··· SUPPLIED INFORMATION ···
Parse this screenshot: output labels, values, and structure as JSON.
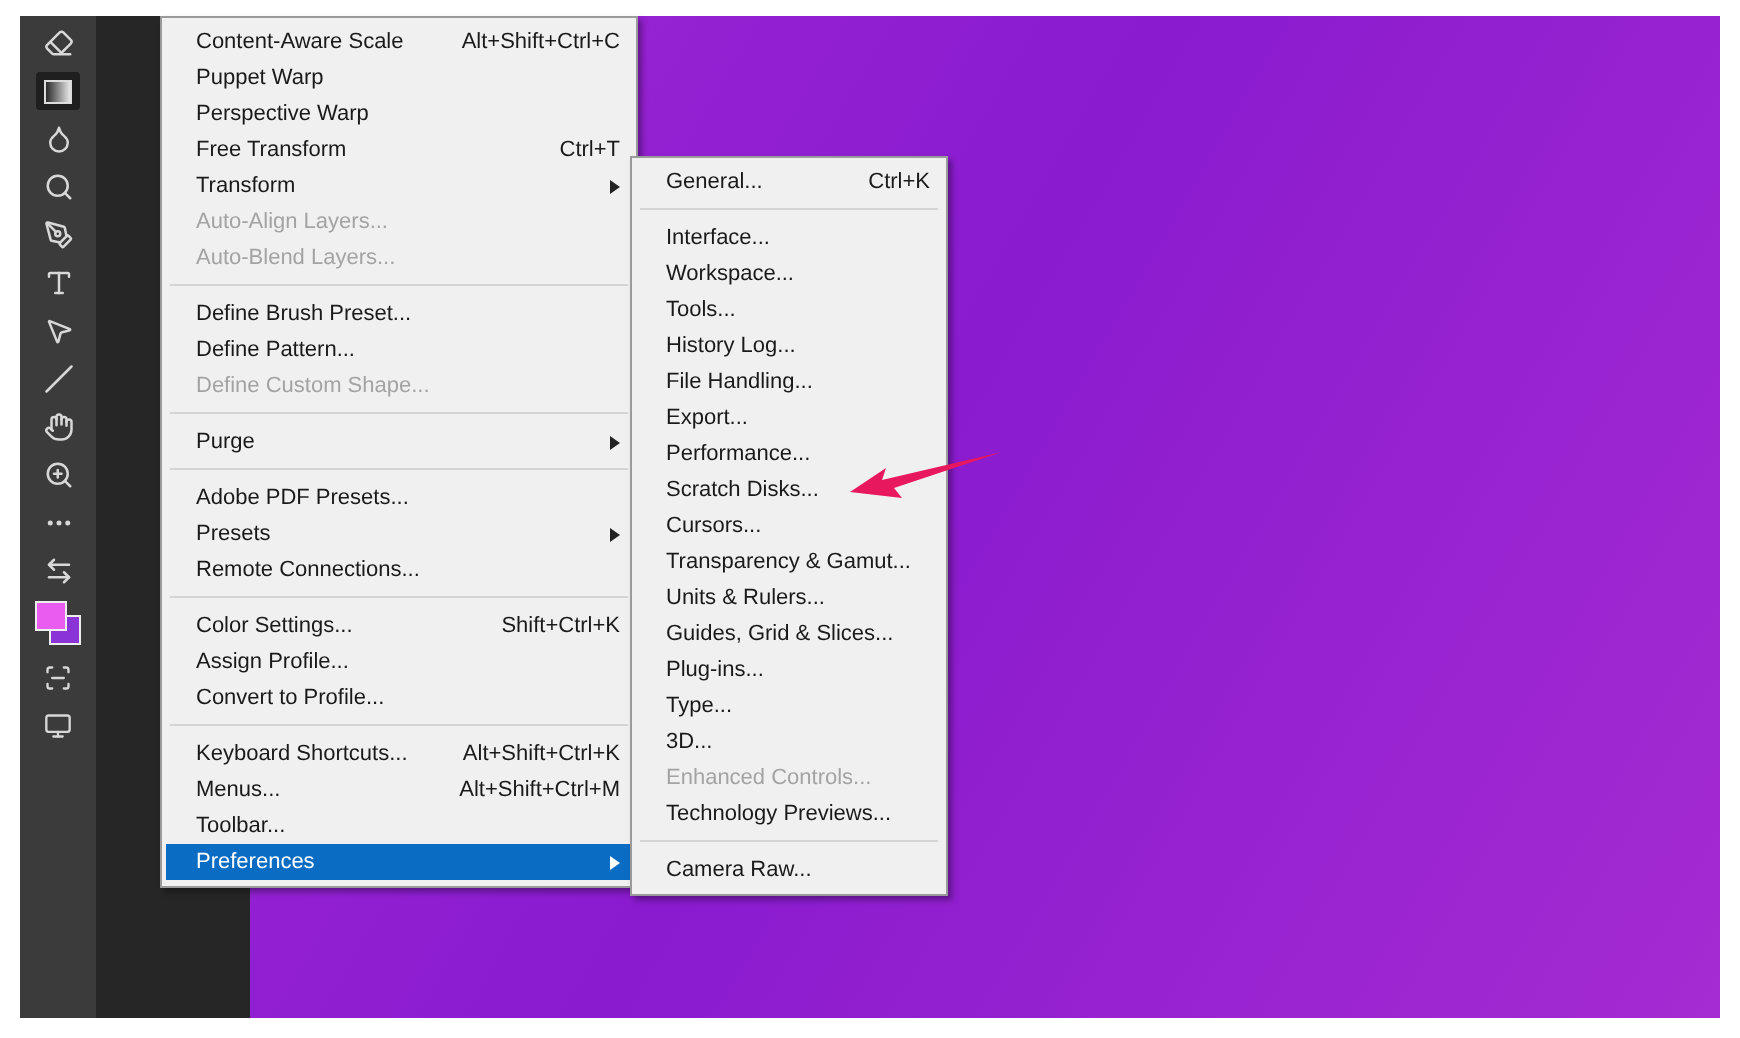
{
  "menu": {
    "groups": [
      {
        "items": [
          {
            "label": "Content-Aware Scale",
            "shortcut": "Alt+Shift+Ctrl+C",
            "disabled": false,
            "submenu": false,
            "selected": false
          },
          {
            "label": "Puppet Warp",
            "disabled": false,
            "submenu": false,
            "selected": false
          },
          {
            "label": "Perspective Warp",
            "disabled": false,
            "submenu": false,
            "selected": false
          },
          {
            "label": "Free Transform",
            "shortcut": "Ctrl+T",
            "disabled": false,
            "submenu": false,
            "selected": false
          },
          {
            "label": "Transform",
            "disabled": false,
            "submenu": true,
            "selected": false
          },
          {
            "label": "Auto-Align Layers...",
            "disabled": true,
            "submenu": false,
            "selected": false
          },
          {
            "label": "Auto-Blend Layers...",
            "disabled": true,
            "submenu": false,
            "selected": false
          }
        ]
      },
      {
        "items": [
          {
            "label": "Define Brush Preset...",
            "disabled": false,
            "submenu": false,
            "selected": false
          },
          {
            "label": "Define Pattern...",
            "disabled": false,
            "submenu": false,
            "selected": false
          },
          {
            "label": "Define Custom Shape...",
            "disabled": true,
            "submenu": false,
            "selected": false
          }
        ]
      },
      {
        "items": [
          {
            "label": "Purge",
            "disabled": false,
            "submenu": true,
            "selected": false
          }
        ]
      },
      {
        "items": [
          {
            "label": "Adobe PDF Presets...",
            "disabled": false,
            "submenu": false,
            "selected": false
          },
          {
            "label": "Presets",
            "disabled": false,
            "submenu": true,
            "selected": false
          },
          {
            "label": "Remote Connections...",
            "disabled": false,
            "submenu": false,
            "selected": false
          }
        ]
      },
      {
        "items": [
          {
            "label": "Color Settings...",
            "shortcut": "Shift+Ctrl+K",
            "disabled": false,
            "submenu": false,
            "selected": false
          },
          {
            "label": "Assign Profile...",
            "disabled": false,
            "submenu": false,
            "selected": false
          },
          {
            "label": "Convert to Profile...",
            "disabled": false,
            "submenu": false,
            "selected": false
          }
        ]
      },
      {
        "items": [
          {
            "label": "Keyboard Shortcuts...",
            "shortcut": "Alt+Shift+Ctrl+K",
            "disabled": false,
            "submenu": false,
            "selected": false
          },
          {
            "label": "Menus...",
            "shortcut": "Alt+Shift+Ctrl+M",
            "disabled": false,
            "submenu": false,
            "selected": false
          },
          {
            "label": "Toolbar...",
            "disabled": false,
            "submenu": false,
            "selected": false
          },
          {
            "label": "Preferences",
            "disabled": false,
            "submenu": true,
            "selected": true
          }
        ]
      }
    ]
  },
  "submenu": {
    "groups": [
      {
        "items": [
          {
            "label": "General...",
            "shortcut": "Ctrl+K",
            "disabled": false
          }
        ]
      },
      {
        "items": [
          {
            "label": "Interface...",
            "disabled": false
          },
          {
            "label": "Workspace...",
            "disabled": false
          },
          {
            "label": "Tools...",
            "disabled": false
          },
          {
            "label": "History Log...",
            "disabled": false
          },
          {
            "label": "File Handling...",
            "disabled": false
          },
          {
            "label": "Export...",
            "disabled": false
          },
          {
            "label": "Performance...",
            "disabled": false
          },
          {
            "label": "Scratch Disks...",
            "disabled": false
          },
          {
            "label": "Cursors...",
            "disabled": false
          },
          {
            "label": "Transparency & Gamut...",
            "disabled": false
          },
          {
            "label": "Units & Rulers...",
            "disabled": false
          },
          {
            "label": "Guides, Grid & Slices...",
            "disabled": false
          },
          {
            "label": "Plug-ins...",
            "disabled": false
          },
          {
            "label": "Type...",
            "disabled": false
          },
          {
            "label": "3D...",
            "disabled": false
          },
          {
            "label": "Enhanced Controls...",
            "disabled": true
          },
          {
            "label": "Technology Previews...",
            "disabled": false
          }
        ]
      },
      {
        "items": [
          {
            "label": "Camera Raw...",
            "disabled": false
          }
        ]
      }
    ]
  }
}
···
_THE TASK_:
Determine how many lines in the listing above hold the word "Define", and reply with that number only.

_OUTPUT FOR THIS TASK_:
3